═══ Working data
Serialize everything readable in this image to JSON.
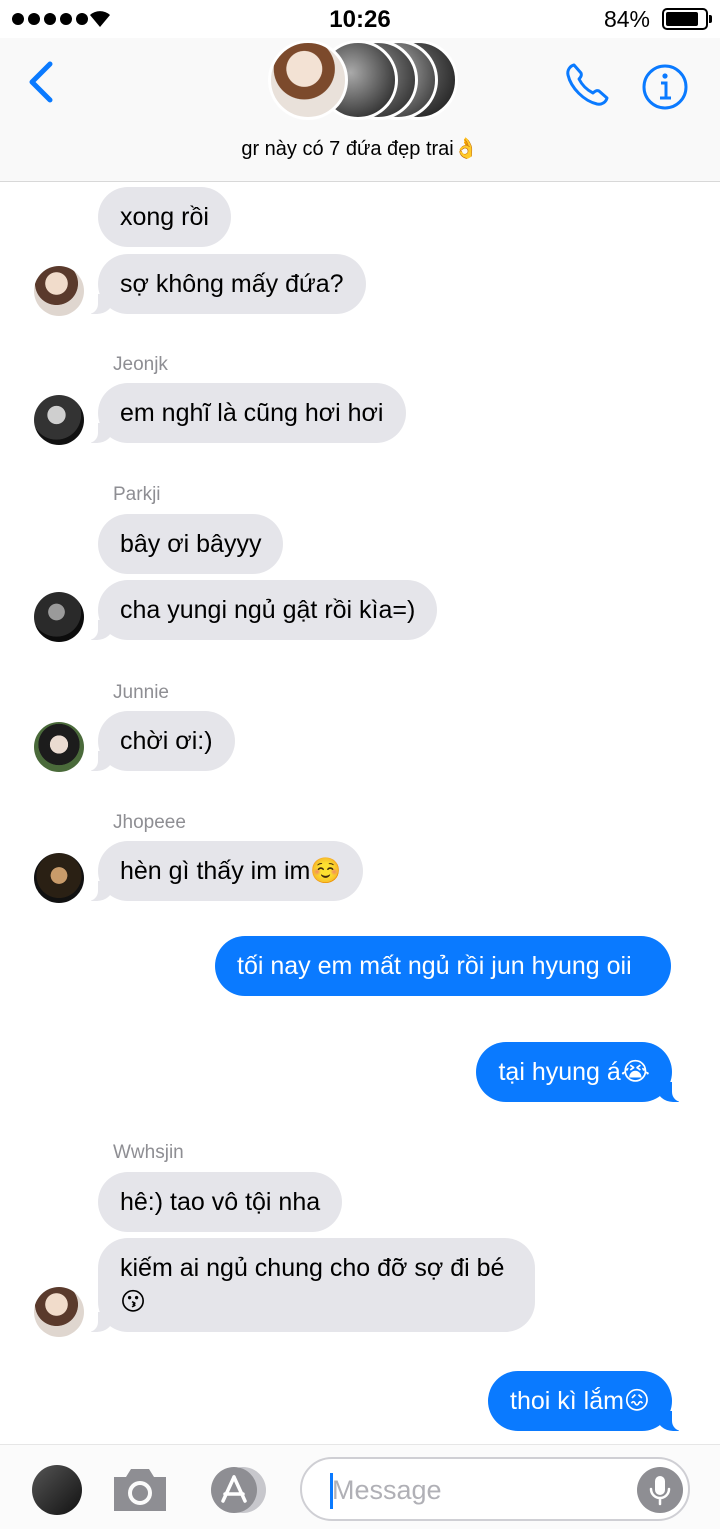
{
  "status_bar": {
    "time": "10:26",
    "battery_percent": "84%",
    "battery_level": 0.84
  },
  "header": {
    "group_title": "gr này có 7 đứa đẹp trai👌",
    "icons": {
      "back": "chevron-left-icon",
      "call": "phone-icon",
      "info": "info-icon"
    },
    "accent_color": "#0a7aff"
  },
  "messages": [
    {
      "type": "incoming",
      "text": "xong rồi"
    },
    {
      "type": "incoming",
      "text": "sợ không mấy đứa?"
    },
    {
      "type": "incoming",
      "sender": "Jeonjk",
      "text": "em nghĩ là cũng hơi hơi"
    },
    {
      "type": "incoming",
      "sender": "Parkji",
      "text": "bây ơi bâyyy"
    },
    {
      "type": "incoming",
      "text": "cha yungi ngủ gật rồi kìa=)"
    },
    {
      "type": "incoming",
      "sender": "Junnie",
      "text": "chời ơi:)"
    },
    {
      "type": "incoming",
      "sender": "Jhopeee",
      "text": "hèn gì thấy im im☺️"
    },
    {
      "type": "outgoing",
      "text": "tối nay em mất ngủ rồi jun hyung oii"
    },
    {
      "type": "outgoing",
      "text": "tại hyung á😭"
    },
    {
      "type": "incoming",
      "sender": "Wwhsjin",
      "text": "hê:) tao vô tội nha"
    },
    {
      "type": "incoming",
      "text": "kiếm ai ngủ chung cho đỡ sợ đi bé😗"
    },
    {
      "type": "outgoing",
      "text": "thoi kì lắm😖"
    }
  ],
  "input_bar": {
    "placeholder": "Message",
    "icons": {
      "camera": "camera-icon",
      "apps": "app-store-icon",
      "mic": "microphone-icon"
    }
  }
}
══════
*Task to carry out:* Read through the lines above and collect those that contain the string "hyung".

*Written reply:*
      "text": "tối nay em mất ngủ rồi jun hyung oii"
      "text": "tại hyung á😭"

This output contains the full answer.